What you will do. Go through the records below and return each line that has "text" in it.

-- Opening Marker --

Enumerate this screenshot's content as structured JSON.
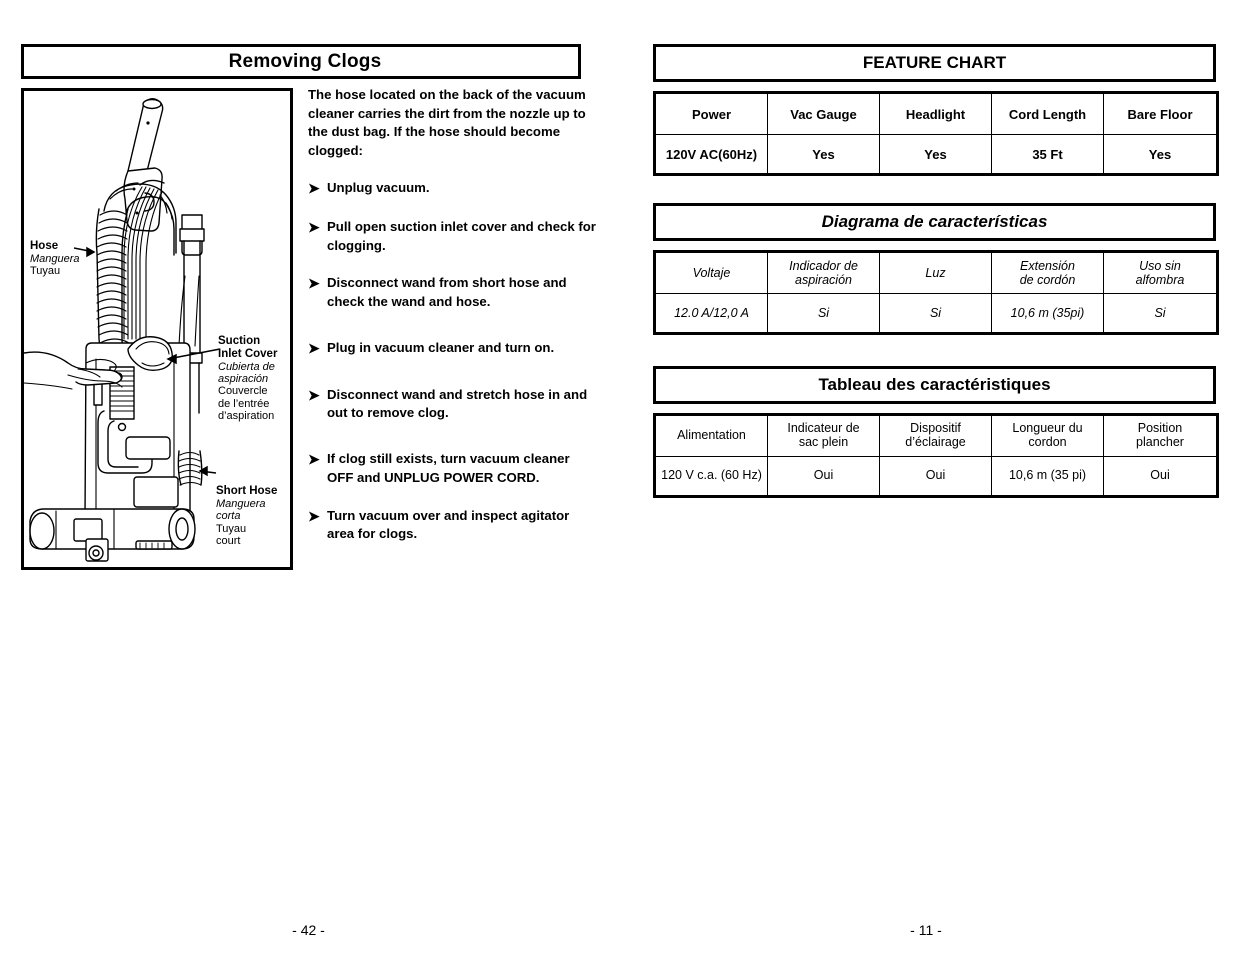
{
  "left_page": {
    "section_title": "Removing Clogs",
    "page_number": "- 42 -",
    "intro_paragraph": "The hose located on the back of the vacuum cleaner carries the dirt from the nozzle up to the dust bag.  If the hose should become clogged:",
    "bullet_glyph": "➤",
    "steps": [
      {
        "text": "Unplug vacuum."
      },
      {
        "text": "Pull open suction inlet cover and check for clogging."
      },
      {
        "text": "Disconnect wand from short hose and check the wand and hose."
      },
      {
        "text": "Plug in vacuum cleaner and turn on."
      },
      {
        "text": "Disconnect wand and stretch hose in and out to remove clog."
      },
      {
        "text": "If clog still exists, turn vacuum cleaner OFF and UNPLUG POWER CORD."
      },
      {
        "text": "Turn vacuum over and inspect agitator area for clogs."
      }
    ],
    "diagram": {
      "alt": "Line drawing of an upright vacuum cleaner with coiled hose, suction inlet cover and short hose",
      "callouts": [
        {
          "en": "Hose",
          "es": "Manguera",
          "fr": "Tuyau"
        },
        {
          "en": "Suction\nInlet Cover",
          "en_line1": "Suction",
          "en_line2": "Inlet Cover",
          "es_line1": "Cubierta de",
          "es_line2": "aspiración",
          "fr_line1": "Couvercle",
          "fr_line2": "de l’entrée",
          "fr_line3": "d’aspiration"
        },
        {
          "en": "Short Hose",
          "es_line1": "Manguera",
          "es_line2": "corta",
          "fr_line1": "Tuyau",
          "fr_line2": "court"
        }
      ]
    }
  },
  "right_page": {
    "page_number": "- 11 -",
    "charts": [
      {
        "id": "chart-en",
        "title": "FEATURE CHART",
        "title_italic": false,
        "headers": [
          "Power",
          "Vac Gauge",
          "Headlight",
          "Cord Length",
          "Bare Floor"
        ],
        "values": [
          "120V AC(60Hz)",
          "Yes",
          "Yes",
          "35 Ft",
          "Yes"
        ]
      },
      {
        "id": "chart-es",
        "title": "Diagrama de características",
        "title_italic": true,
        "headers": [
          "Voltaje",
          "Indicador de aspiración",
          "Luz",
          "Extensión de cordón",
          "Uso sin alfombra"
        ],
        "headers_lines": [
          [
            "Voltaje"
          ],
          [
            "Indicador de",
            "aspiración"
          ],
          [
            "Luz"
          ],
          [
            "Extensión",
            "de cordón"
          ],
          [
            "Uso sin",
            "alfombra"
          ]
        ],
        "values": [
          "12.0 A/12,0 A",
          "Si",
          "Si",
          "10,6 m (35pi)",
          "Si"
        ]
      },
      {
        "id": "chart-fr",
        "title": "Tableau des caractéristiques",
        "title_italic": false,
        "headers": [
          "Alimentation",
          "Indicateur de sac plein",
          "Dispositif d’éclairage",
          "Longueur du cordon",
          "Position plancher"
        ],
        "headers_lines": [
          [
            "Alimentation"
          ],
          [
            "Indicateur de",
            "sac plein"
          ],
          [
            "Dispositif",
            "d’éclairage"
          ],
          [
            "Longueur du",
            "cordon"
          ],
          [
            "Position",
            "plancher"
          ]
        ],
        "values": [
          "120 V c.a. (60 Hz)",
          "Oui",
          "Oui",
          "10,6 m (35 pi)",
          "Oui"
        ]
      }
    ]
  },
  "colors": {
    "ink": "#000000",
    "paper": "#ffffff"
  }
}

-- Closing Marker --

Output below.
        "text": "Unplug vacuum."
        "text": "Pull open suction inlet cover and check for clogging."
        "text": "Disconnect wand from short hose and check the wand and hose."
        "text": "Plug in vacuum cleaner and turn on."
        "text": "Disconnect wand and stretch hose in and out to remove clog."
        "text": "If clog still exists, turn vacuum cleaner OFF and UNPLUG POWER CORD."
        "text": "Turn vacuum over and inspect agitator area for clogs."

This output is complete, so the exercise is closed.